ResidenceNew Zealand
NationalityAmerican
Occupation
Academic background
Education
ThesisMotus and Permutatio: An Anthropology of Love in the Twelfth Century Romance (1998)
Academic work
DisciplineHistorian
Sub-disciplineMedieval History
Institutions
Main interestsIsabeau of Bavaria
Notable worksThe Life and Afterlife of Isabeau of Bavaria

Tracy Adams is a US-born medieval historian who teaches in New Zealand. A scholar of Medieval French and English literature and feminist theory, she is best known for her work on Isabeau of Bavaria.

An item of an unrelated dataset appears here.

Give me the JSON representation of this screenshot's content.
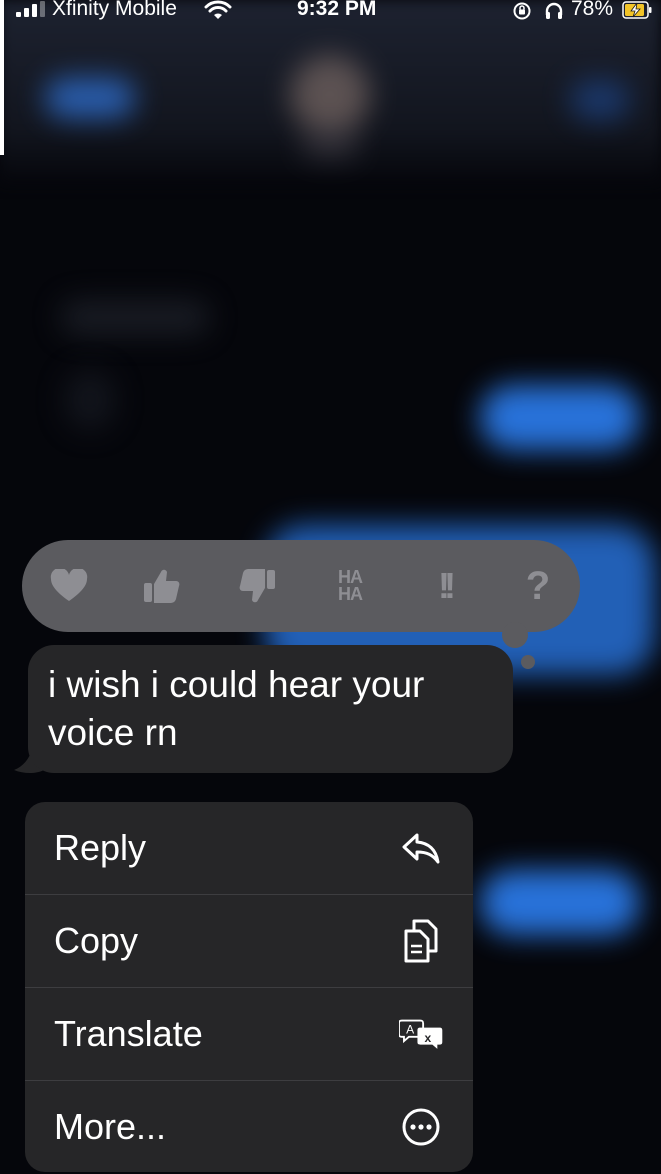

Adams received her BA in English (minoring in French) from the University of Minnesota (1981), followed by an MA in English from the University of Texas (1984). From 1995 to 1996 she studied French and Latin medieval literature at the University of Geneva, and returned to the US for a PhD in French at Johns Hopkins University, which she earned in 1998 with a dissertation on love in romance, "Motus and Permutatio: An Anthropology of Love in the Twelfth Century Romance". She taught at the University of Maryland, University College, on the Schwäbisch Gmünd campus (1997-2001), and in 2001 was hired by the University of Auckland, New Zealand, as a lecturer in French. As of 2011 she is an associate professor in the School of Culture, Languages and Linguistics, and has served a number of times as head of French.

Adams has published on medieval conceptions of love, and is best known for her 2010 book The Life and Afterlife of Isabeau of Bavaria (Johns Hopkins, 2010), which was well-received as a "a thought-provoking study"[1] and a valuable attempt to recuperate the reputation of Isabeau of Bavaria, whose reputation as "overweight, wasteful, empty-headed, promiscuous" had suffered from gossip and a neglect of actual primary material,[2] despite having been portrayed as a "regent" by Christine de Pizan, as Adams had argued in an earlier article.[3]

References[edit]

  1. ^ Field, Sean (2011). "Tracy Adams, The Life and Afterlife of Isabeau of Bavaria". The Medieval Review.
  2. ^ Silleras-Fernández, Núria (January 2012). "Review: The Life and Afterlife of Isabeau of Bavaria. (Rethinking Theory) by Tracy Adams". Speculum. 87 (1): 176–77. doi:10.1017/S0038713412000012. JSTOR 41409278.
  3. ^ Ray, Sid (2012). Mother Queens and Princely Sons: Rogue Madonnas in the Age of Shakespeare. Springer. p. 37. ISBN 9781137003805.

External links[edit]